_What the exercise asks_
What you return should match the entries below exactly, only without the images.

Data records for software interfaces
----------

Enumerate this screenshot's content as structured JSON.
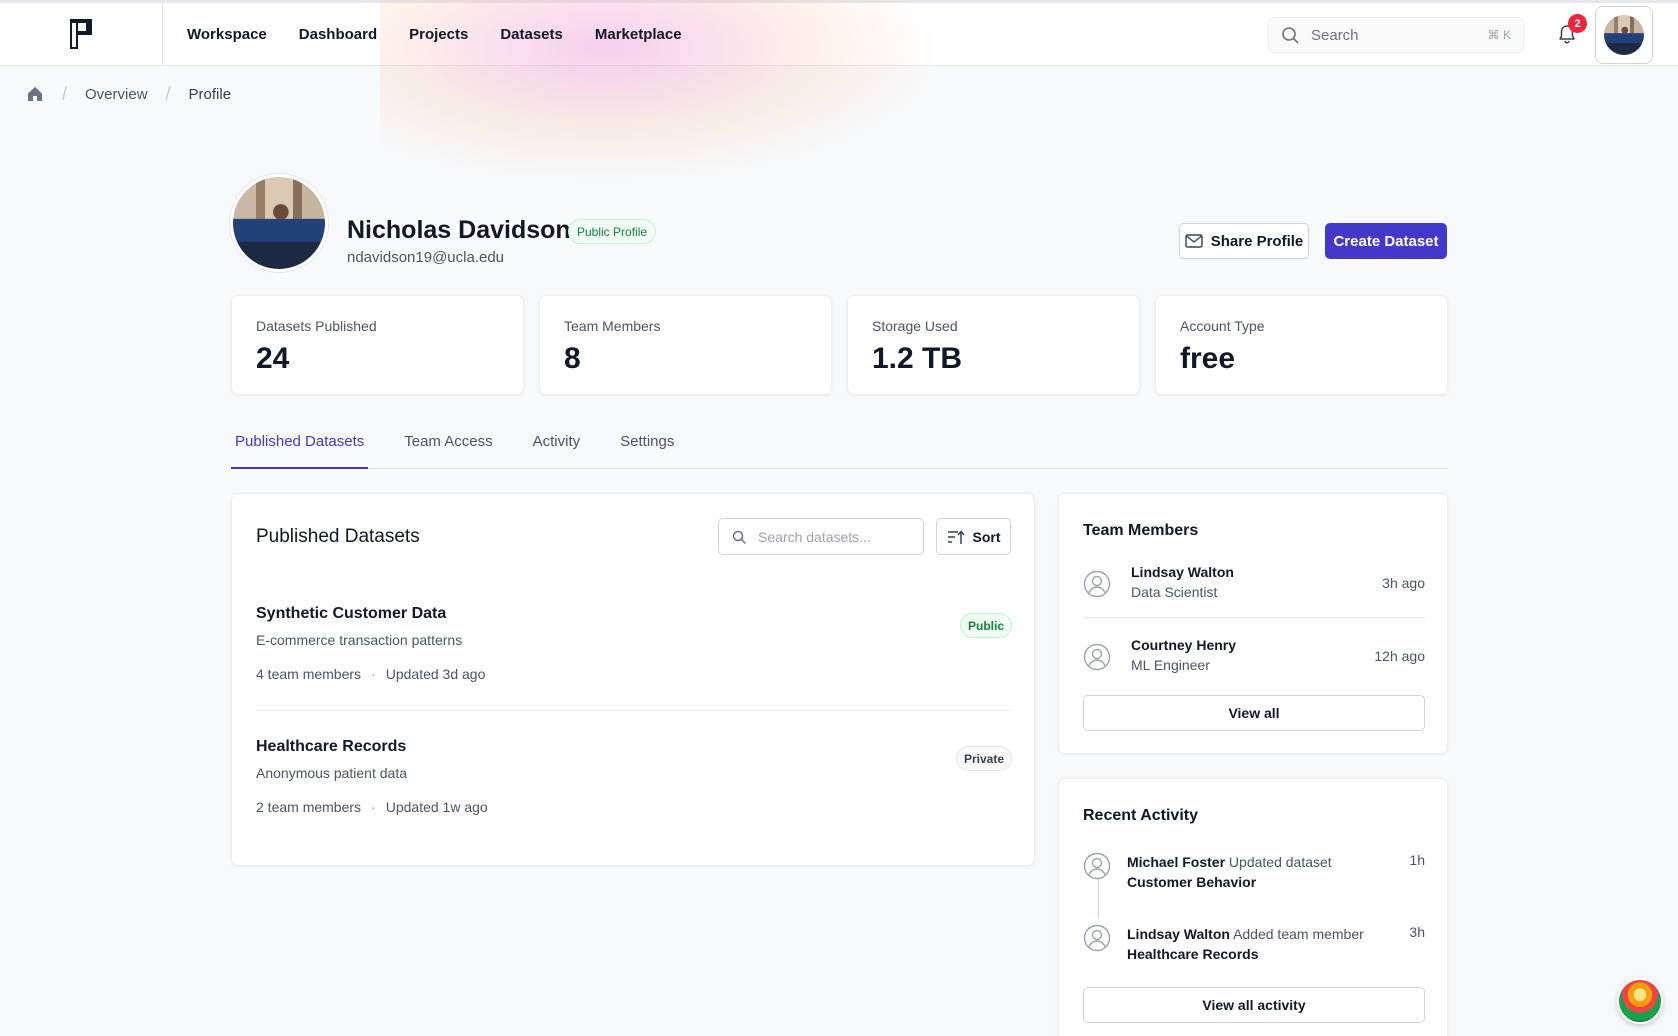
{
  "nav": {
    "items": [
      "Workspace",
      "Dashboard",
      "Projects",
      "Datasets",
      "Marketplace"
    ],
    "search_placeholder": "Search",
    "search_shortcut": "⌘ K",
    "notification_count": "2"
  },
  "breadcrumb": {
    "items": [
      "Overview",
      "Profile"
    ]
  },
  "profile": {
    "name": "Nicholas Davidson",
    "visibility_badge": "Public Profile",
    "email": "ndavidson19@ucla.edu",
    "share_label": "Share Profile",
    "create_label": "Create Dataset"
  },
  "stats": [
    {
      "label": "Datasets Published",
      "value": "24"
    },
    {
      "label": "Team Members",
      "value": "8"
    },
    {
      "label": "Storage Used",
      "value": "1.2 TB"
    },
    {
      "label": "Account Type",
      "value": "free"
    }
  ],
  "tabs": [
    "Published Datasets",
    "Team Access",
    "Activity",
    "Settings"
  ],
  "active_tab": "Published Datasets",
  "datasets_panel": {
    "title": "Published Datasets",
    "search_placeholder": "Search datasets...",
    "sort_label": "Sort",
    "items": [
      {
        "name": "Synthetic Customer Data",
        "description": "E-commerce transaction patterns",
        "members": "4 team members",
        "updated": "Updated 3d ago",
        "tag": "Public"
      },
      {
        "name": "Healthcare Records",
        "description": "Anonymous patient data",
        "members": "2 team members",
        "updated": "Updated 1w ago",
        "tag": "Private"
      }
    ]
  },
  "team_panel": {
    "title": "Team Members",
    "members": [
      {
        "name": "Lindsay Walton",
        "role": "Data Scientist",
        "time": "3h ago"
      },
      {
        "name": "Courtney Henry",
        "role": "ML Engineer",
        "time": "12h ago"
      }
    ],
    "view_all_label": "View all"
  },
  "activity_panel": {
    "title": "Recent Activity",
    "items": [
      {
        "actor": "Michael Foster",
        "action": "Updated dataset",
        "target": "Customer Behavior",
        "time": "1h"
      },
      {
        "actor": "Lindsay Walton",
        "action": "Added team member",
        "target": "Healthcare Records",
        "time": "3h"
      }
    ],
    "view_all_label": "View all activity"
  },
  "colors": {
    "accent": "#4338ca",
    "public_green": "#15803d",
    "badge_red": "#ef233c"
  }
}
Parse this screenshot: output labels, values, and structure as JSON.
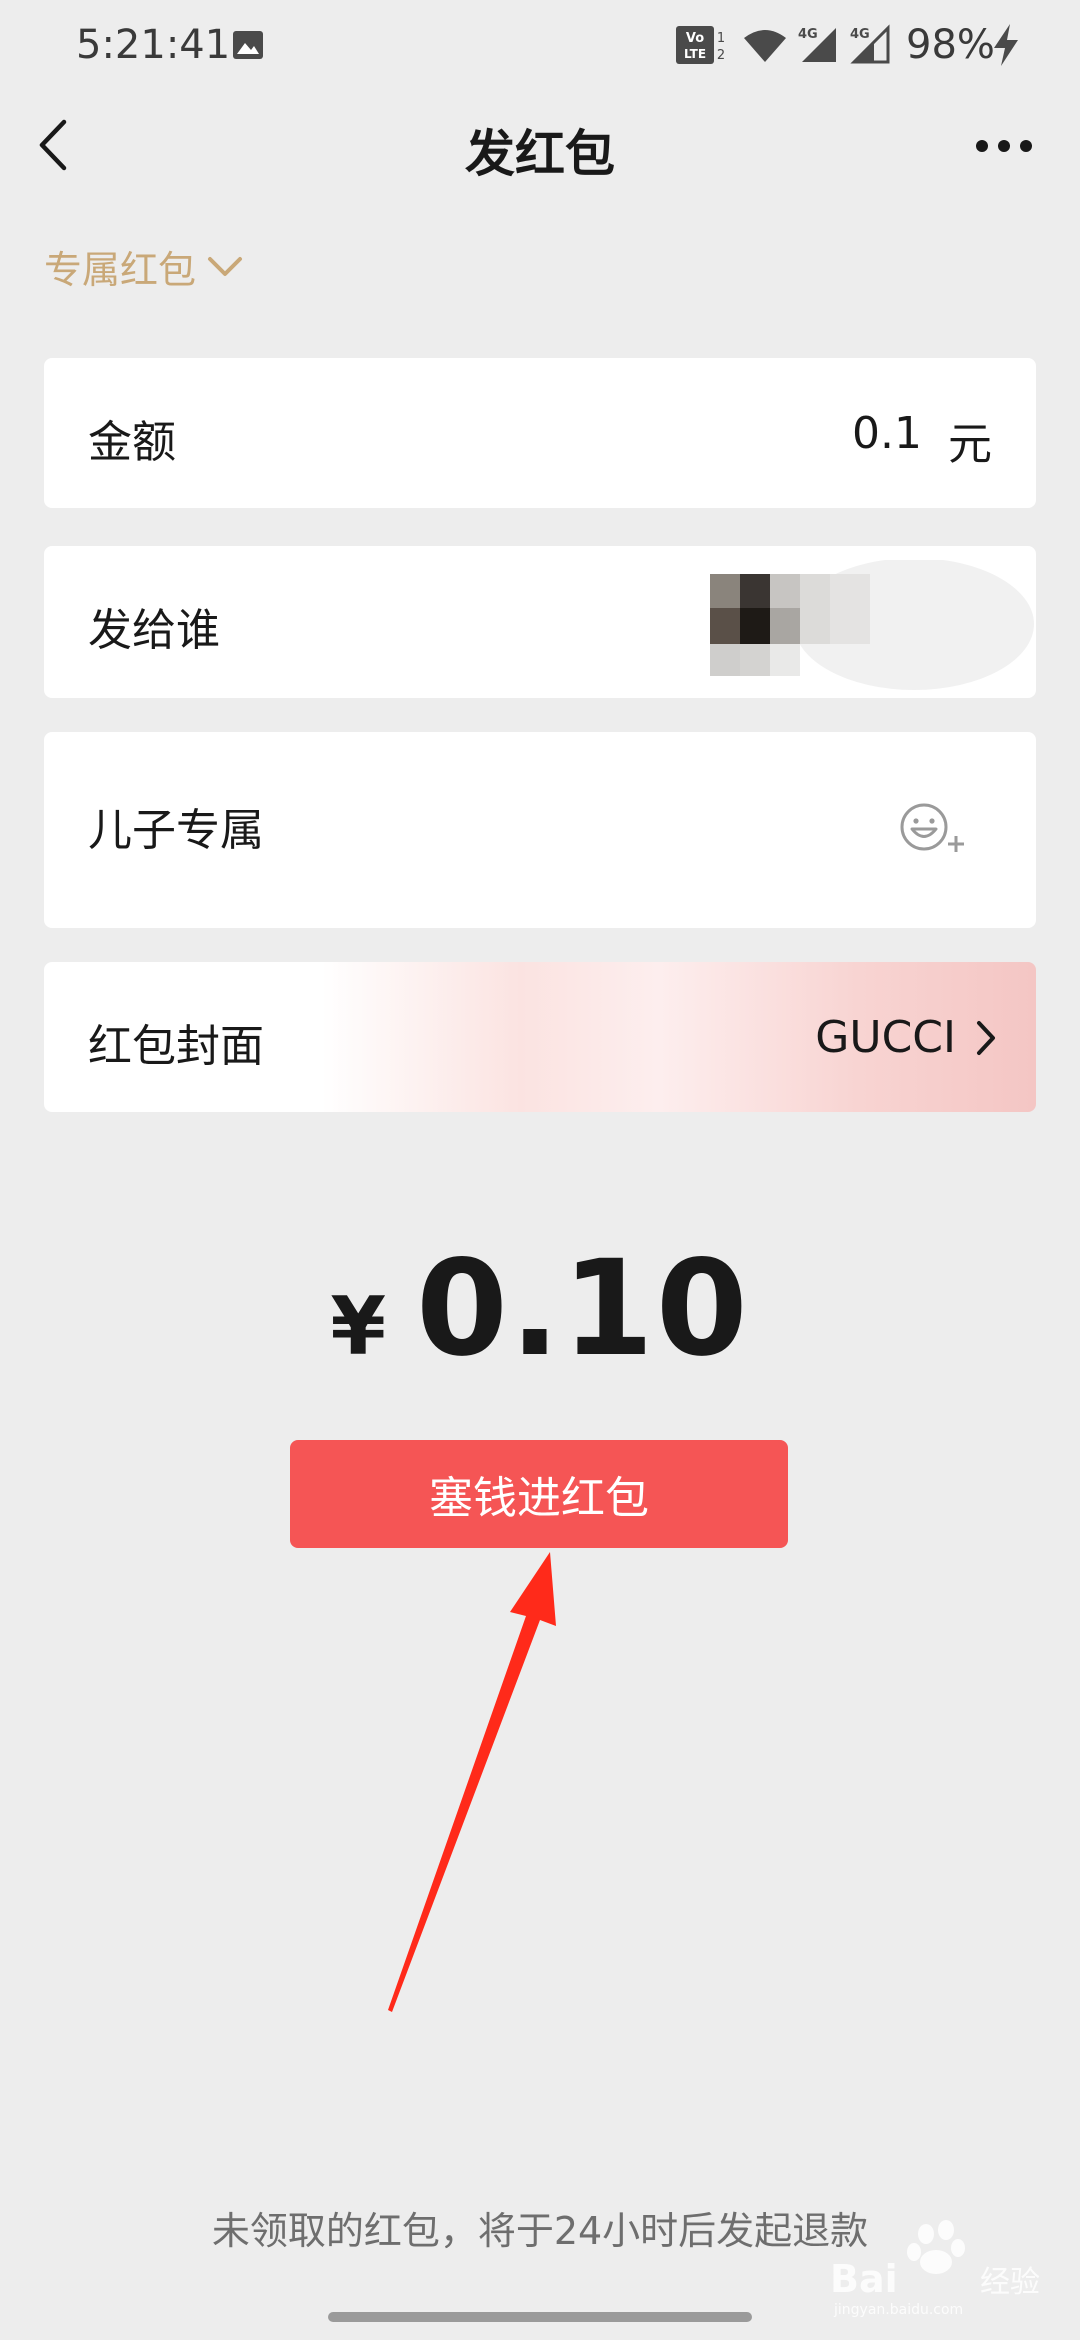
{
  "status_bar": {
    "time": "5:21:41",
    "battery": "98%",
    "icons": [
      "gallery-icon",
      "volte-icon",
      "wifi-icon",
      "signal-4g-icon",
      "signal-4g-icon",
      "charging-bolt-icon"
    ]
  },
  "nav": {
    "title": "发红包",
    "back_icon": "chevron-left-icon",
    "more_icon": "more-dots-icon"
  },
  "type_selector": {
    "label": "专属红包",
    "icon": "chevron-down-icon"
  },
  "form": {
    "amount": {
      "label": "金额",
      "value": "0.1",
      "unit": "元"
    },
    "recipient": {
      "label": "发给谁"
    },
    "greeting": {
      "value": "儿子专属",
      "icon": "emoji-add-icon"
    },
    "cover": {
      "label": "红包封面",
      "value": "GUCCI",
      "icon": "chevron-right-icon"
    }
  },
  "total": {
    "currency": "¥",
    "value": "0.10"
  },
  "submit": {
    "label": "塞钱进红包"
  },
  "footer": {
    "note": "未领取的红包，将于24小时后发起退款"
  },
  "watermark": {
    "text": "Baidu经验",
    "sub": "jingyan.baidu.com"
  },
  "colors": {
    "background": "#ededed",
    "card": "#ffffff",
    "accent_gold": "#c9a878",
    "button_red": "#f55555",
    "arrow_red": "#ff2a1a"
  }
}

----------

_Written reply_
Enumerate this screenshot's content as structured JSON.
{
  "nav": {
    "items": [
      "Workspace",
      "Dashboard",
      "Projects",
      "Datasets",
      "Marketplace"
    ],
    "search_placeholder": "Search",
    "search_shortcut": "⌘ K",
    "notification_count": "2"
  },
  "breadcrumb": {
    "items": [
      "Overview",
      "Profile"
    ]
  },
  "profile": {
    "name": "Nicholas Davidson",
    "visibility_badge": "Public Profile",
    "email": "ndavidson19@ucla.edu",
    "share_label": "Share Profile",
    "create_label": "Create Dataset"
  },
  "stats": [
    {
      "label": "Datasets Published",
      "value": "24"
    },
    {
      "label": "Team Members",
      "value": "8"
    },
    {
      "label": "Storage Used",
      "value": "1.2 TB"
    },
    {
      "label": "Account Type",
      "value": "free"
    }
  ],
  "tabs": [
    "Published Datasets",
    "Team Access",
    "Activity",
    "Settings"
  ],
  "active_tab": "Published Datasets",
  "datasets_panel": {
    "title": "Published Datasets",
    "search_placeholder": "Search datasets...",
    "sort_label": "Sort",
    "items": [
      {
        "name": "Synthetic Customer Data",
        "description": "E-commerce transaction patterns",
        "members": "4 team members",
        "updated": "Updated 3d ago",
        "tag": "Public"
      },
      {
        "name": "Healthcare Records",
        "description": "Anonymous patient data",
        "members": "2 team members",
        "updated": "Updated 1w ago",
        "tag": "Private"
      }
    ]
  },
  "team_panel": {
    "title": "Team Members",
    "members": [
      {
        "name": "Lindsay Walton",
        "role": "Data Scientist",
        "time": "3h ago"
      },
      {
        "name": "Courtney Henry",
        "role": "ML Engineer",
        "time": "12h ago"
      }
    ],
    "view_all_label": "View all"
  },
  "activity_panel": {
    "title": "Recent Activity",
    "items": [
      {
        "actor": "Michael Foster",
        "action": "Updated dataset",
        "target": "Customer Behavior",
        "time": "1h"
      },
      {
        "actor": "Lindsay Walton",
        "action": "Added team member",
        "target": "Healthcare Records",
        "time": "3h"
      }
    ],
    "view_all_label": "View all activity"
  },
  "colors": {
    "accent": "#4338ca",
    "public_green": "#15803d",
    "badge_red": "#ef233c"
  }
}
Parse this screenshot: output labels, values, and structure as JSON.
{
  "status_bar": {
    "time": "5:21:41",
    "battery": "98%",
    "icons": [
      "gallery-icon",
      "volte-icon",
      "wifi-icon",
      "signal-4g-icon",
      "signal-4g-icon",
      "charging-bolt-icon"
    ]
  },
  "nav": {
    "title": "发红包",
    "back_icon": "chevron-left-icon",
    "more_icon": "more-dots-icon"
  },
  "type_selector": {
    "label": "专属红包",
    "icon": "chevron-down-icon"
  },
  "form": {
    "amount": {
      "label": "金额",
      "value": "0.1",
      "unit": "元"
    },
    "recipient": {
      "label": "发给谁"
    },
    "greeting": {
      "value": "儿子专属",
      "icon": "emoji-add-icon"
    },
    "cover": {
      "label": "红包封面",
      "value": "GUCCI",
      "icon": "chevron-right-icon"
    }
  },
  "total": {
    "currency": "¥",
    "value": "0.10"
  },
  "submit": {
    "label": "塞钱进红包"
  },
  "footer": {
    "note": "未领取的红包，将于24小时后发起退款"
  },
  "watermark": {
    "text": "Baidu经验",
    "sub": "jingyan.baidu.com"
  },
  "colors": {
    "background": "#ededed",
    "card": "#ffffff",
    "accent_gold": "#c9a878",
    "button_red": "#f55555",
    "arrow_red": "#ff2a1a"
  }
}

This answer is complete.